Required action
The word "appears" marks the lines to find; copy every such line from the data below.

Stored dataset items
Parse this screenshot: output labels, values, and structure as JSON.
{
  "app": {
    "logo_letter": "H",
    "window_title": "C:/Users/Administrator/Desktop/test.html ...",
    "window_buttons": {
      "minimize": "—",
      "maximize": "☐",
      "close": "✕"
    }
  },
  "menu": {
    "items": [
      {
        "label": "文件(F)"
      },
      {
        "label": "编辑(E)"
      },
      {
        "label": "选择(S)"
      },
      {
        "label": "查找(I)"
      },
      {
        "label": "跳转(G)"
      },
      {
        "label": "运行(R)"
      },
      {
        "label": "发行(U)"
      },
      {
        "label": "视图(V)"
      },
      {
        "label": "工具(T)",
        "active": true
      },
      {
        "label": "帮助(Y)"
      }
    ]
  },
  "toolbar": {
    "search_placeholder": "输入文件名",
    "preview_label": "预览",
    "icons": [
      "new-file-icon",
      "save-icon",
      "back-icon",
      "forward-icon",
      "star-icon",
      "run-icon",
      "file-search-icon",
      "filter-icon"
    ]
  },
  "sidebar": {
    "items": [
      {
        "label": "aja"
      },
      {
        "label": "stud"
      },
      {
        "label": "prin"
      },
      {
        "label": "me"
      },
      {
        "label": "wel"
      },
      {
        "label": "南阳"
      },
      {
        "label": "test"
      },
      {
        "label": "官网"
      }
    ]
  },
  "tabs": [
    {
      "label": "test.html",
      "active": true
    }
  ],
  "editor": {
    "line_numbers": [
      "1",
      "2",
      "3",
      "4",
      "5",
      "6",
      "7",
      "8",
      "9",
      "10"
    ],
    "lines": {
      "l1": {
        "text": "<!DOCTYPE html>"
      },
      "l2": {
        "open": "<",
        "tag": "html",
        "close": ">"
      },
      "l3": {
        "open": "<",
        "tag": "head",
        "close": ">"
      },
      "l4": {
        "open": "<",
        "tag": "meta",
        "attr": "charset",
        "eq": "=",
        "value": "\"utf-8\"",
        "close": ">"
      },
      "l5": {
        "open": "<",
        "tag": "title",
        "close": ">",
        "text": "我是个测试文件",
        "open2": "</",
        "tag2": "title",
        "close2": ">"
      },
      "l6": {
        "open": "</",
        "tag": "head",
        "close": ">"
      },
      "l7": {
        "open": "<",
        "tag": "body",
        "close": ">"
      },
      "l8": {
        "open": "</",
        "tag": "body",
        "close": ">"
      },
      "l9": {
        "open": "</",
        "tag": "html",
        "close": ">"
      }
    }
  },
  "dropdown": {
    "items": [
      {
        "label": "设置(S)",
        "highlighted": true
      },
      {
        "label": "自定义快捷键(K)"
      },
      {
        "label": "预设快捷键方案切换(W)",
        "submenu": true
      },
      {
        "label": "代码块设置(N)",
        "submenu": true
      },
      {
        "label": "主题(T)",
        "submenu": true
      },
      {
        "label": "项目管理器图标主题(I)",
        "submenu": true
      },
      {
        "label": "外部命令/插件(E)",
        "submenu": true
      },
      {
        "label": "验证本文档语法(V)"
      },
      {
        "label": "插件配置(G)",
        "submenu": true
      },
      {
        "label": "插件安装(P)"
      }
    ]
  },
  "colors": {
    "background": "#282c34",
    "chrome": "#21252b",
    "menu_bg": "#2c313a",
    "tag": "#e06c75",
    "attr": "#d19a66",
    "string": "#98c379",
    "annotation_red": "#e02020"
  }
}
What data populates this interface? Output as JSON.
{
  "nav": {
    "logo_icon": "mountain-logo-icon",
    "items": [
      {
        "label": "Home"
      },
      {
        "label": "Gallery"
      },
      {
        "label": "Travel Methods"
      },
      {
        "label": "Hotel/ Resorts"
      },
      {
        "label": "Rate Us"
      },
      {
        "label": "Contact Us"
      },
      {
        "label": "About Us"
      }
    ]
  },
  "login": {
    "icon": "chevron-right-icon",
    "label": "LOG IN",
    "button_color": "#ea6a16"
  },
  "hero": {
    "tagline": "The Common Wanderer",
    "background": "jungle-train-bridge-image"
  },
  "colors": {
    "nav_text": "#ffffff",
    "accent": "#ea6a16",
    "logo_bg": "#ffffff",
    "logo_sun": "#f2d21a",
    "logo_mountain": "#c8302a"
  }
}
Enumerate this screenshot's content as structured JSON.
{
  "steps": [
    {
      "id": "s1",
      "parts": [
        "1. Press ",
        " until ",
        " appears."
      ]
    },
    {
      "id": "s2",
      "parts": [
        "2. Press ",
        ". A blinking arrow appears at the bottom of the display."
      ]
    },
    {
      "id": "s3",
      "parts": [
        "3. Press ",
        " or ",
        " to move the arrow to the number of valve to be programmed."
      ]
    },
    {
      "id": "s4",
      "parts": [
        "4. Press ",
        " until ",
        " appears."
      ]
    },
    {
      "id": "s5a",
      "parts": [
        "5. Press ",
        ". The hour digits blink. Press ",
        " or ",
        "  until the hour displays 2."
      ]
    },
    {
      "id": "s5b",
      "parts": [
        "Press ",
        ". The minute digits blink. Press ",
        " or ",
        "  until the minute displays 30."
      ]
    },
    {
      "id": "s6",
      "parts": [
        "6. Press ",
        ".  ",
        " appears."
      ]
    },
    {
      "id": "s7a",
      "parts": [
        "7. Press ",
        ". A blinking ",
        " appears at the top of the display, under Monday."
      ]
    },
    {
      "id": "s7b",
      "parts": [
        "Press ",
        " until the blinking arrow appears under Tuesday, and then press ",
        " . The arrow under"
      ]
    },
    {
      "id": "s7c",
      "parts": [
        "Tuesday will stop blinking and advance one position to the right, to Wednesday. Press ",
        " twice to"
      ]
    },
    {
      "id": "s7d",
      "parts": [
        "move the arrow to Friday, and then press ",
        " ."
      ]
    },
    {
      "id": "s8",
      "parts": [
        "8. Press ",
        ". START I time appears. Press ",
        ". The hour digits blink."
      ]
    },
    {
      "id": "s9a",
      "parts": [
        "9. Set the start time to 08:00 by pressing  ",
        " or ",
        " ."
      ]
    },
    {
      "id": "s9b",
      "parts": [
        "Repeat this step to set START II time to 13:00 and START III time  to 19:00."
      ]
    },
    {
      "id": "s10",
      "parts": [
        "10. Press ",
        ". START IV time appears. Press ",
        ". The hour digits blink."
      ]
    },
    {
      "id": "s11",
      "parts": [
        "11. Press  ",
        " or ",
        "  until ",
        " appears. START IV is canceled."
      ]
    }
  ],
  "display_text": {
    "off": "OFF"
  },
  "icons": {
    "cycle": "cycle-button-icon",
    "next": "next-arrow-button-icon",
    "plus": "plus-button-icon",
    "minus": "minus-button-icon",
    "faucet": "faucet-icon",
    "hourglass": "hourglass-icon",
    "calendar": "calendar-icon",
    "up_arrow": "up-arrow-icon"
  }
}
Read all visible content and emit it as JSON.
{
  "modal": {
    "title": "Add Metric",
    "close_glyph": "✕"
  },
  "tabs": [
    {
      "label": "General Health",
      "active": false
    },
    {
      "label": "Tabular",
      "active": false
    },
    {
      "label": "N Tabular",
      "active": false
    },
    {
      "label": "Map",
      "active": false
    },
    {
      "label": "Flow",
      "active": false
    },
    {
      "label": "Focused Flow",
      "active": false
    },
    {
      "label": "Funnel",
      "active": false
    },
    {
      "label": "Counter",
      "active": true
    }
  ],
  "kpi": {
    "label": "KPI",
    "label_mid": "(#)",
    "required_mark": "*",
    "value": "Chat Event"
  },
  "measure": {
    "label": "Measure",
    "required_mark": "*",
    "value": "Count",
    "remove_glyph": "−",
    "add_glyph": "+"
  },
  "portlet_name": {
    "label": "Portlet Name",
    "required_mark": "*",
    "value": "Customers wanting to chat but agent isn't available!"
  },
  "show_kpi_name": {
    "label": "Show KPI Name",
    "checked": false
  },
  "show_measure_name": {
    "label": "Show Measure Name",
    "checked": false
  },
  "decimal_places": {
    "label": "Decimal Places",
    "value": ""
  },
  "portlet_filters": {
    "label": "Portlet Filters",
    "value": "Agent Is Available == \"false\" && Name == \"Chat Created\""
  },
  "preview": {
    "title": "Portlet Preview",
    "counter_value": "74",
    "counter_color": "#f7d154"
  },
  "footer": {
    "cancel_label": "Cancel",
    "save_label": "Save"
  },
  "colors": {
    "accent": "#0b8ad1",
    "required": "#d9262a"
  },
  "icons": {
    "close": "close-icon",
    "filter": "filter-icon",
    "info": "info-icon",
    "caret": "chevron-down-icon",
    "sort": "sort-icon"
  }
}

Written solution
        " appears."
        ". A blinking arrow appears at the bottom of the display."
        " appears."
        " appears."
        " appears at the top of the display, under Monday."
        " until the blinking arrow appears under Tuesday, and then press ",
        ". START I time appears. Press ",
        ". START IV time appears. Press ",
        " appears. START IV is canceled."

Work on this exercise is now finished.